The Nigerian government has been making efforts to boost its mining sector through various initiatives. Some of these are:

 Africa Finance Corporation (AFC) and Solid Minerals Development Fund of Nigeria (SMDF)- SMDF, Nigeria’s mining-focused development fund, recently entered a partnership with AFC to derisk Nigeria’s mining sector and scale up artisanal miners in the country to an industrial level of operation.[8] This strategic collaboration is set to address the dearth of expertise and provide funding for early-stage mining projects.[9] The project sponsors of mining projects may apply through AFC and SMDF projects submission portal.[10]

 Artisanal Miners Intervention Fund- this is a loan product of the Bank of Industry of Nigeria (BOI) to artisanal miners in Nigeria. The Fund is designed as an intervention loan with less stringent terms and conditions.[11]

 Nigerian Artisanal and Small-Scale Miners Financing Support Fund- the Ministry of Mines and Steel Development, BOI, and the SMDF established a 5 billion naira fund in support of ASMs.[12] An artisanal miner can access between 100 thousand naira and 10 million naira while a small scale miner can access between 10 million naira and 100 million naira.[13]


The financing landscape for Nigeria's solid mineral projects presents a spectrum of options catering to diverse project sizes, stages, and investor preferences. The alternative financing options provide flexibility, allowing junior mining companies to tailor their financing strategies to project-specific needs.

As Nigeria navigates the potential influx of investments in its solid mineral sector, industry participants must carefully evaluate and select financing options that align with their project’s risk profiles. This includes engaging industry experts such as legal and financial advisors. 
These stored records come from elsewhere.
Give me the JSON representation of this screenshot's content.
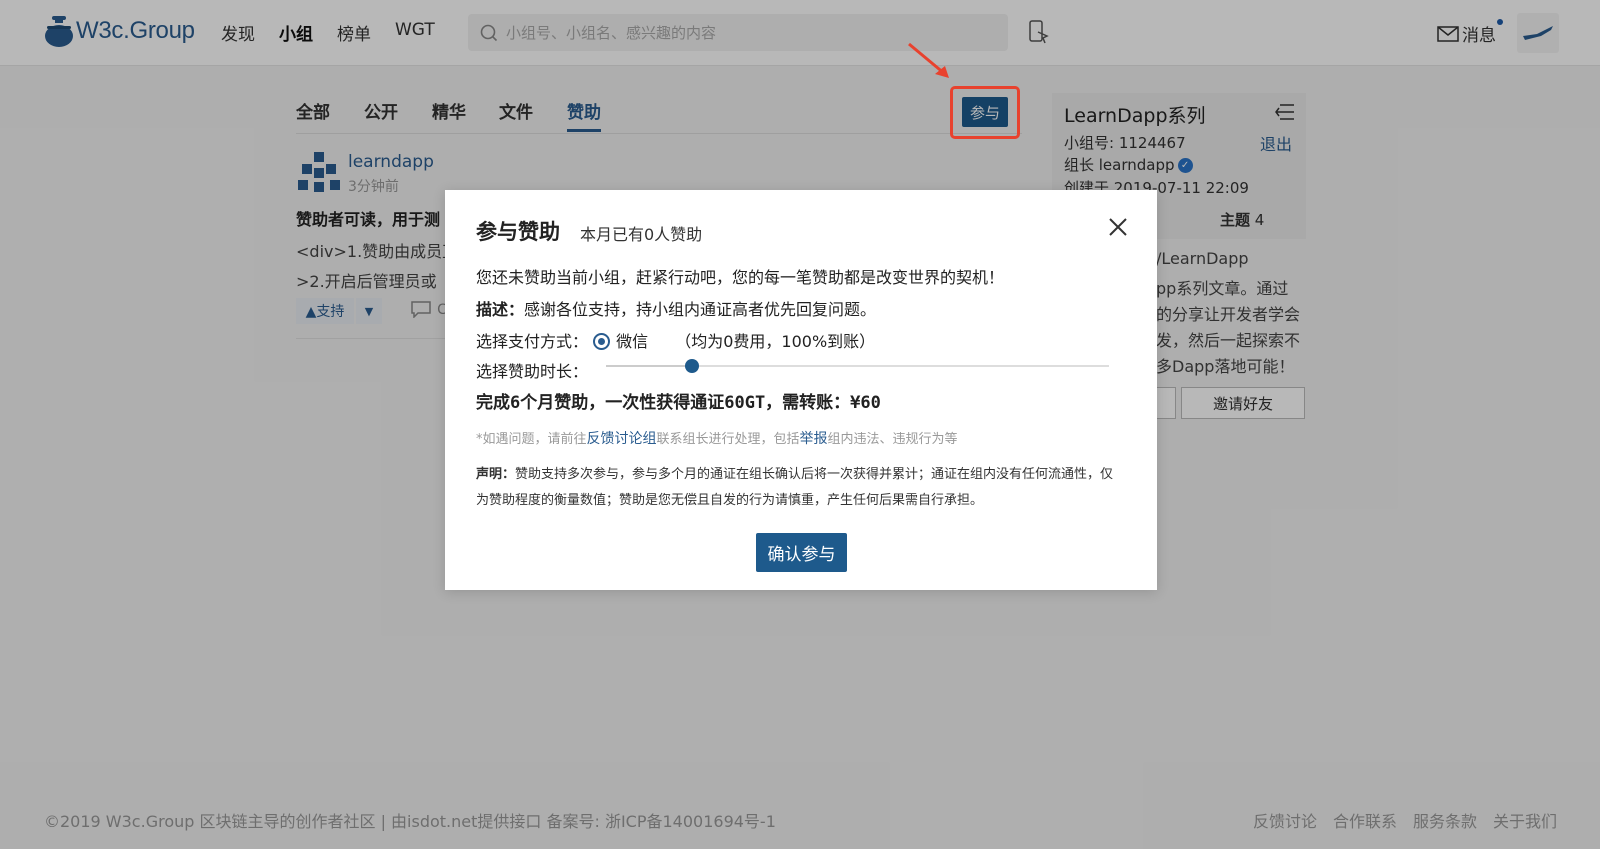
{
  "header": {
    "logo_text": "W3c.Group",
    "nav": [
      "发现",
      "小组",
      "榜单",
      "WGT"
    ],
    "nav_active_index": 1,
    "search_placeholder": "小组号、小组名、感兴趣的内容",
    "messages_label": "消息"
  },
  "tabs": {
    "items": [
      "全部",
      "公开",
      "精华",
      "文件",
      "赞助"
    ],
    "active_index": 4,
    "join_label": "参与"
  },
  "post": {
    "user": "learndapp",
    "time": "3分钟前",
    "title": "赞助者可读，用于测",
    "line1": "<div>1.赞助由成员直",
    "line2": ">2.开启后管理员或",
    "vote_up_label": "▲支持",
    "vote_down_label": "▼",
    "comment_count": "C"
  },
  "side": {
    "title": "LearnDapp系列",
    "group_no": "小组号: 1124467",
    "exit_label": "退出",
    "leader": "组长 learndapp",
    "created": "创建于 2019-07-11 22:09",
    "topic_label": "主题",
    "topic_count": "4",
    "desc": [
      "/LearnDapp",
      "pp系列文章。通过",
      "的分享让开发者学会",
      "发，然后一起探索不",
      "多Dapp落地可能！"
    ],
    "invite_label": "邀请好友"
  },
  "footer": {
    "left": "©2019 W3c.Group 区块链主导的创作者社区  |  由isdot.net提供接口 备案号: 浙ICP备14001694号-1",
    "links": [
      "反馈讨论",
      "合作联系",
      "服务条款",
      "关于我们"
    ]
  },
  "modal": {
    "title": "参与赞助",
    "subtitle": "本月已有0人赞助",
    "intro": "您还未赞助当前小组，赶紧行动吧，您的每一笔赞助都是改变世界的契机！",
    "desc_label": "描述：",
    "desc_text": "感谢各位支持，持小组内通证高者优先回复问题。",
    "pay_label": "选择支付方式：",
    "pay_option": "微信",
    "pay_note": "（均为0费用，100%到账）",
    "duration_label": "选择赞助时长：",
    "duration_fraction": 0.17,
    "total": "完成6个月赞助，一次性获得通证60GT，需转账：¥60",
    "hint_pre": "*如遇问题，请前往",
    "hint_link1": "反馈讨论组",
    "hint_mid": "联系组长进行处理，包括",
    "hint_link2": "举报",
    "hint_post": "组内违法、违规行为等",
    "decl_label": "声明：",
    "decl_text": "赞助支持多次参与，参与多个月的通证在组长确认后将一次获得并累计；通证在组内没有任何流通性，仅为赞助程度的衡量数值；赞助是您无偿且自发的行为请慎重，产生任何后果需自行承担。",
    "confirm_label": "确认参与"
  },
  "colors": {
    "primary": "#1e5a8c",
    "highlight": "#e8422e"
  }
}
A strategic and diversified approach to financing will not only facilitate the development of mining projects but also contribute to the overall growth and sustainability of the Nigerian mining industry.

[1] Nigeria ranks as second in Africa.

[2] Nigeria’s Mineral Production Statistics.

[3] High-grade lithium discovered in Nigeria.

[4] World Bank’s Report on Mining.

[5] This also includes publicity, printing, and distribution expenses.

[6] Richard Jansen Van Vuuren, ‘mining finance: equity and debt financing remain key; alternative funding to grow’ Mining Review Africa (2017), available at (accessed on 8 November 2023).


[8] (accessed on 10 November 2023)

[9] Ibid.




[13] Ibid.